Source records Block Start

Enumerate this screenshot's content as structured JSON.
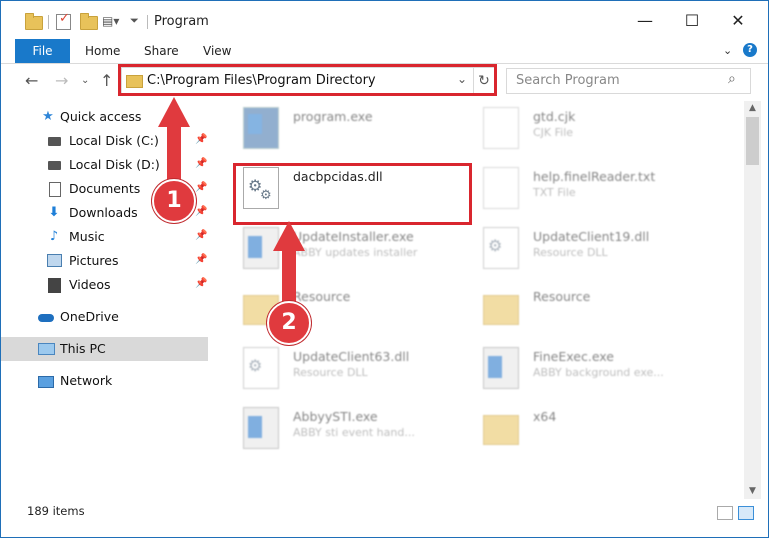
{
  "window": {
    "title": "Program",
    "minimize_label": "—",
    "maximize_label": "☐",
    "close_label": "✕"
  },
  "ribbon": {
    "tabs": [
      "File",
      "Home",
      "Share",
      "View"
    ],
    "expand_icon": "chevron-down-icon",
    "help_label": "?"
  },
  "address_bar": {
    "path": "C:\\Program Files\\Program Directory",
    "dropdown_glyph": "⌄",
    "refresh_glyph": "↻"
  },
  "search": {
    "placeholder": "Search Program",
    "icon_glyph": "⌕"
  },
  "nav": {
    "items": [
      {
        "label": "Quick access",
        "icon": "star-icon"
      },
      {
        "label": "Local Disk (C:)",
        "icon": "disk-icon"
      },
      {
        "label": "Local Disk (D:)",
        "icon": "disk-icon"
      },
      {
        "label": "Documents",
        "icon": "document-icon"
      },
      {
        "label": "Downloads",
        "icon": "download-icon"
      },
      {
        "label": "Music",
        "icon": "music-icon"
      },
      {
        "label": "Pictures",
        "icon": "pictures-icon"
      },
      {
        "label": "Videos",
        "icon": "videos-icon"
      },
      {
        "label": "OneDrive",
        "icon": "cloud-icon"
      },
      {
        "label": "This PC",
        "icon": "computer-icon"
      },
      {
        "label": "Network",
        "icon": "network-icon"
      }
    ]
  },
  "files": [
    {
      "name": "program.exe",
      "desc": ""
    },
    {
      "name": "gtd.cjk",
      "desc": "CJK File"
    },
    {
      "name": "dacbpcidas.dll",
      "desc": ""
    },
    {
      "name": "help.finelReader.txt",
      "desc": "TXT File"
    },
    {
      "name": "UpdateInstaller.exe",
      "desc": "ABBY updates installer"
    },
    {
      "name": "UpdateClient19.dll",
      "desc": "Resource DLL"
    },
    {
      "name": "Resource",
      "desc": ""
    },
    {
      "name": "Resource",
      "desc": ""
    },
    {
      "name": "UpdateClient63.dll",
      "desc": "Resource DLL"
    },
    {
      "name": "FineExec.exe",
      "desc": "ABBY background exe..."
    },
    {
      "name": "AbbyySTI.exe",
      "desc": "ABBY sti event hand..."
    },
    {
      "name": "x64",
      "desc": ""
    }
  ],
  "annotations": {
    "step1": "1",
    "step2": "2",
    "highlight_color": "#d9262e",
    "arrow_color": "#e03a3e"
  },
  "status": {
    "item_count": "189 items"
  },
  "colors": {
    "accent": "#1979ca",
    "selection": "#d9d9d9"
  }
}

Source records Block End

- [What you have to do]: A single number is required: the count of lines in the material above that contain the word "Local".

- [Result of the task]: 2